Innovative public project showcases ways to make buildings more resilient to flooding

A woman is carried during flooding in Houston, Texas in 2017. Credit Zachary West / National Guard

Experts have devised a fascinating and innovative way to showcase the impacts of flooding and help drive fresh perspectives on helping combat the threat for properties of all types,  through Lego.

A team of experts, including Dr Peter Melville-Shreeve from the University of Exeter, have co-developed a pioneering new LEGO serious play model, that allows the public to think about new and effective ways to make buildings more resilient to flooding.

Called the LEGO Flood House set, the kit showcases the difference between two terrace houses – one that has no flood defences and the other that can deploy measures such as flood doors, deployable barriers, and automatic airbricks.

The idea behind the set is to demonstrate some off the novel  ways smart design can protect buildings and homes from the devastating impacts of flooding, as well as showcase idea to make them more resilient.

The project comes as figures show that one on four homes across the UK are at risk of flooding – and the impact of such events can be both severe and long lasting.

With flood risk increasing as a result of climate change, the team behind the project believe it is crucial to find creative ways to communicate the risks, and also inspire the next generation of problem solvers.

Crucially, the project team suggest that with Property Flood Resilience (PFR) measures remaining an integral tool against the impact of flooding, it is vital to educate and inform the public understand what measures can be taken themselves.

Dr Melville-Shreeve from the University of Exeter said”: “Flooding is an increasing reality for many people which is being exacerbated by climate change.

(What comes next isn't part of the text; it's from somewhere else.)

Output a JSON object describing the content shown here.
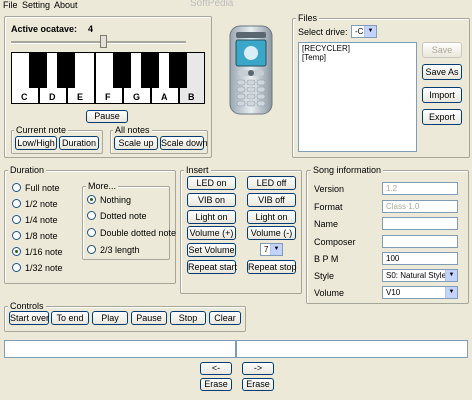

The reality is that we can build flood defences, but they will not protect every home as winter storms become more intense and frequent. 

“In the future we need to adapt, and that’s what this LEGO set is all about – helping people visualise some of the ways they can protect against flooding and even ways in which they can prevent flooding for others with some changes in the home and garden, like making gardens permeable again.”

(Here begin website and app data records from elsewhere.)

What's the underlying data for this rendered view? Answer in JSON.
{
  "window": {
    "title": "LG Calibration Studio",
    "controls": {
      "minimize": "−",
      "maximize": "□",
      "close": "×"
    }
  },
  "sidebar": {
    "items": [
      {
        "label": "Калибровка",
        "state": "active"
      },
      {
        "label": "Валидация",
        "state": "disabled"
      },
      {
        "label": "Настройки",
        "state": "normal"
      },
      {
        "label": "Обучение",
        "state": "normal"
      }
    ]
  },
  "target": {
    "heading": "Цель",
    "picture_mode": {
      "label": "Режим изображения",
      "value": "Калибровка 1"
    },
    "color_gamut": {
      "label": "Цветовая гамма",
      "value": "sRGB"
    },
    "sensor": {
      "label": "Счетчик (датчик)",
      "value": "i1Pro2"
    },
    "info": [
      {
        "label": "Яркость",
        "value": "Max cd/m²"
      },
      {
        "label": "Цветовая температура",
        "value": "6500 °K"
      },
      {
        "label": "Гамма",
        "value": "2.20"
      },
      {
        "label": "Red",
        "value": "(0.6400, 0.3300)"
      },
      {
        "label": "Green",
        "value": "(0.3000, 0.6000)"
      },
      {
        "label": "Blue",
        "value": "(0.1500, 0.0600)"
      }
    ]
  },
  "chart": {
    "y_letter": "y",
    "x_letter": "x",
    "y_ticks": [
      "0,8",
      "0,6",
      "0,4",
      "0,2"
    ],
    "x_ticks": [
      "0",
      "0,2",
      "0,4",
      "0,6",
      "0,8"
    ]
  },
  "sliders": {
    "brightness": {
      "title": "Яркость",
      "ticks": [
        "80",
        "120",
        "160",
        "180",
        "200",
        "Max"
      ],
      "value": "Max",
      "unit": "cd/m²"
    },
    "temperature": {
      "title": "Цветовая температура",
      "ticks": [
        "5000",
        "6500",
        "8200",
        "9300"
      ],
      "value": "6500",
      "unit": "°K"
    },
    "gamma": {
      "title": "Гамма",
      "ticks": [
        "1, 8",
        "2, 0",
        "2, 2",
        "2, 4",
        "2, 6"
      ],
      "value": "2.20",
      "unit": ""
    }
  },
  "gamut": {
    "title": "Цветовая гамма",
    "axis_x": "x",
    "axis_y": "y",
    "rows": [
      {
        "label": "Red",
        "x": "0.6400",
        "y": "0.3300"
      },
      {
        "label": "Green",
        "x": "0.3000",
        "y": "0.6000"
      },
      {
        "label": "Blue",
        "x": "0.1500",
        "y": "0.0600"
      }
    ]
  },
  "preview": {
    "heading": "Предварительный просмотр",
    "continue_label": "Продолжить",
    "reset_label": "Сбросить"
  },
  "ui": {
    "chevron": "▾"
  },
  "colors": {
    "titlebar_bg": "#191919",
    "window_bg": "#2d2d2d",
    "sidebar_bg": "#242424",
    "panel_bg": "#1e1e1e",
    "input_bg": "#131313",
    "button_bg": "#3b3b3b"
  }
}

The LEGO Flood House set is the latest project from Blue Heart initiative.  Started in 2021, the six year project is designed to both provide a more detailed understanding of local water catchment and how it works, as well as mitigate the impact of flooding caused by climate change through technology. The main design work has been undertaken by Dr Ed Barsley from The Environmental Design Studio (

Blue Heart will build a smart integrated water management system that gives warning of heavy rainfall, will calculate the most the optimum response and issue flood warnings and alerts where necessary. This technology will trigger watercourses, ponds and lakes to release water so they are ready to contain incoming storm water. Homes and businesses will benefit from better flood mitigation.

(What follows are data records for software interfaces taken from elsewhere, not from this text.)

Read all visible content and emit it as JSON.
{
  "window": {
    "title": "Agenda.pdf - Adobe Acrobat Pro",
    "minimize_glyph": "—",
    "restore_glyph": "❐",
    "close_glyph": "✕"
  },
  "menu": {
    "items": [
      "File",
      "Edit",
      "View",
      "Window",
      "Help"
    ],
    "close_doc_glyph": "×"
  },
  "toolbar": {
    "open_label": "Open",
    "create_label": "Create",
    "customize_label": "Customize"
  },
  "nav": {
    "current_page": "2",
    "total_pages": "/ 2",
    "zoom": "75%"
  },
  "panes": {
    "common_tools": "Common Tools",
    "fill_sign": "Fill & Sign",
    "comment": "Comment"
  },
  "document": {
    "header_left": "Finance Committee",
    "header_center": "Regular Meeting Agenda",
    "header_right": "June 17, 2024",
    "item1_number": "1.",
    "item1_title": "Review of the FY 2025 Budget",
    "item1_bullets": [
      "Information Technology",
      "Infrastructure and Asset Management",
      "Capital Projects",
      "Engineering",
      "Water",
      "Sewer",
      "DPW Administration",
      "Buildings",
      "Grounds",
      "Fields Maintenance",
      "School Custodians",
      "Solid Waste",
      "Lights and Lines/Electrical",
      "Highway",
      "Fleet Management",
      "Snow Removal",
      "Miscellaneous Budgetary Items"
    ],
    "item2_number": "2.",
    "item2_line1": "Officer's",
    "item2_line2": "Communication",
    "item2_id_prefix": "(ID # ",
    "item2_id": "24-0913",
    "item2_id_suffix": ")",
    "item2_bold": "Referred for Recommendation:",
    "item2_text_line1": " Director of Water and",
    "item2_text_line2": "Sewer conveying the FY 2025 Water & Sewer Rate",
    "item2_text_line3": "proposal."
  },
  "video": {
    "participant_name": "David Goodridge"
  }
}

Led by East Sussex County Council, the project is supported by the University of Exeter and partners with a host of groups and agencies including the  Environment Agency, Pevensey and Cuckmere Water Level Management Board, Eastbourne Borough Council, Wealden District Council and Southern Water.

For more information about Blue Heart and LEGO Flood House project, and to sign up, please visit